Plaintiff's principal complaint is that tendered instructions 12 and 13 were not given although the claim is also made that instructions 3, 7, 11, 15 and 16 embodied established principles of law which were applicable to the case at bar and should have been given.
We have carefully examined the entire charge to the jury and think it adequately presented the issues. Although the charge did not specifically refer to what the engineer had a right to assume as was set forth in instruction 12, and did not state the law as to contributory negligence as outlined in instruction 13, the jury, nevertheless, was properly instructed as to the elements of negligence and contributory negligence, and there was defined for them the terms 'ordinary care' and 'proximate cause.' The Court cited the Illinois statutes making it the duty of a driver to stop when approaching a railroad crossing when a mechanical signal device gives warning of an approaching train, S.H.A. ch. 95 1/2, 180. An instruction was also given that railroad crossings are dangerous places, and the law requires a traveler on a highway which intersects with a railroad right-of-way to approach that crossing with that degree of care which is commensurate with its own danger.
It would have been better if the learned and experienced trial judge could have indicated in greater detail as to just how he would handle the tendered instructions. But a trial judge is faced with a very practical situation. Usually, instructions are tendered shortly before the case is to be argued. The Judge is, at that moment, usually pressed for time to get his instructions in final form, for the charge to the jury often follows immediately after the attorneys have concluded their arguments. Many times tendered instructions merely cover in different words and expressions the principles of law which the trial judge prefers to give in his own language. Many of the instructions tendered are repetitious, and others are colored with the advocate's view of his client's cause.
In the case at bar the Court stated to counsel that instructions 12 and 13 would not be given, but that the general principle involved would be submitted.
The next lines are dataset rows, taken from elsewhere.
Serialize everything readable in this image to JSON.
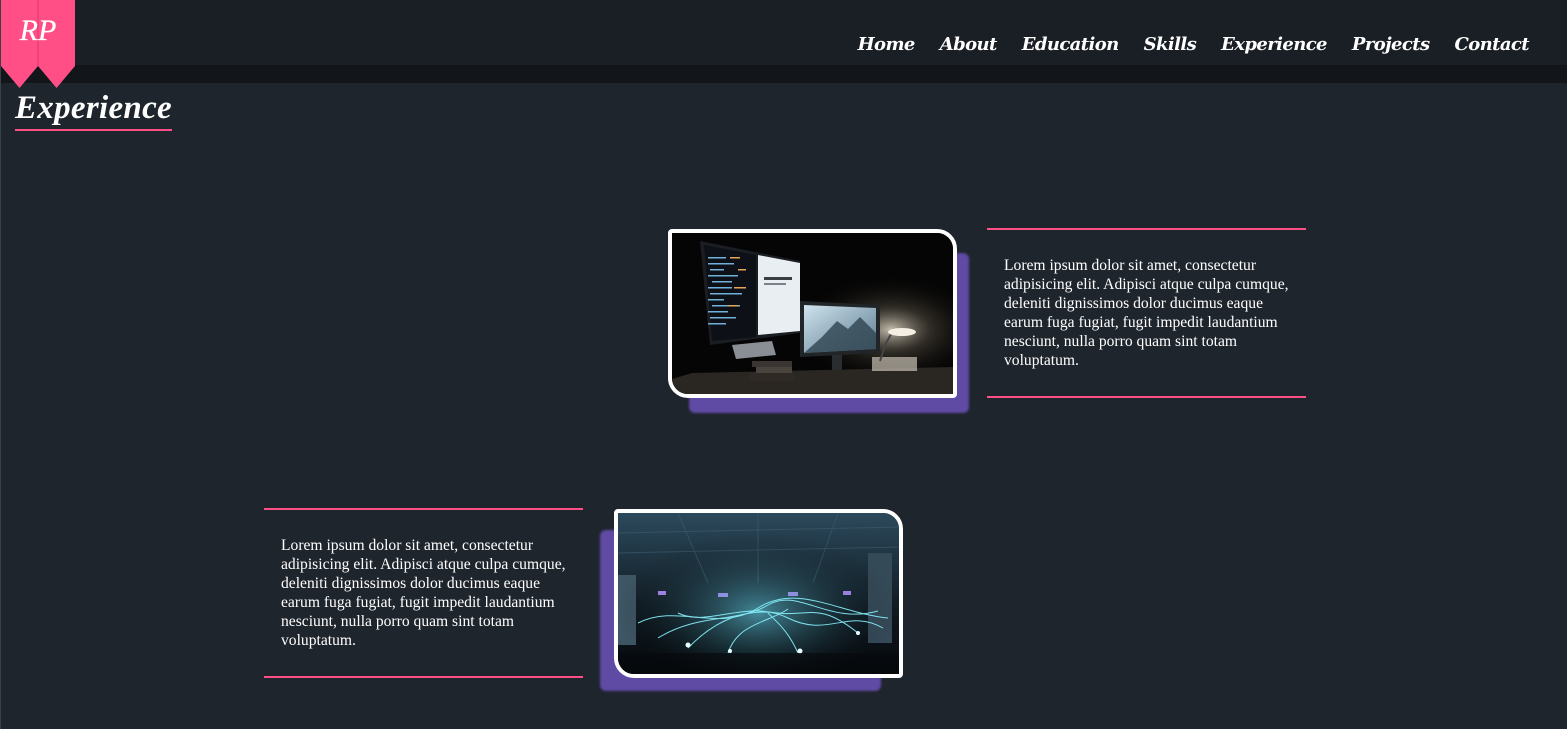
{
  "logo": {
    "text": "RP",
    "color": "#ff4f86"
  },
  "nav": {
    "items": [
      "Home",
      "About",
      "Education",
      "Skills",
      "Experience",
      "Projects",
      "Contact"
    ]
  },
  "section": {
    "title": "Experience",
    "accent": "#ff4f86"
  },
  "experiences": [
    {
      "image_icon": "desk-computers-image",
      "text": "Lorem ipsum dolor sit amet, consectetur adipisicing elit. Adipisci atque culpa cumque, deleniti dignissimos dolor ducimus eaque earum fuga fugiat, fugit impedit laudantium nesciunt, nulla porro quam sint totam voluptatum."
    },
    {
      "image_icon": "light-trails-image",
      "text": "Lorem ipsum dolor sit amet, consectetur adipisicing elit. Adipisci atque culpa cumque, deleniti dignissimos dolor ducimus eaque earum fuga fugiat, fugit impedit laudantium nesciunt, nulla porro quam sint totam voluptatum."
    }
  ],
  "colors": {
    "background": "#1f252d",
    "accent": "#ff4f86",
    "shadow": "#5f4aa4"
  }
}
No claim of error is made as to any of the instructions which were given. In our opinion reversible error has not been shown.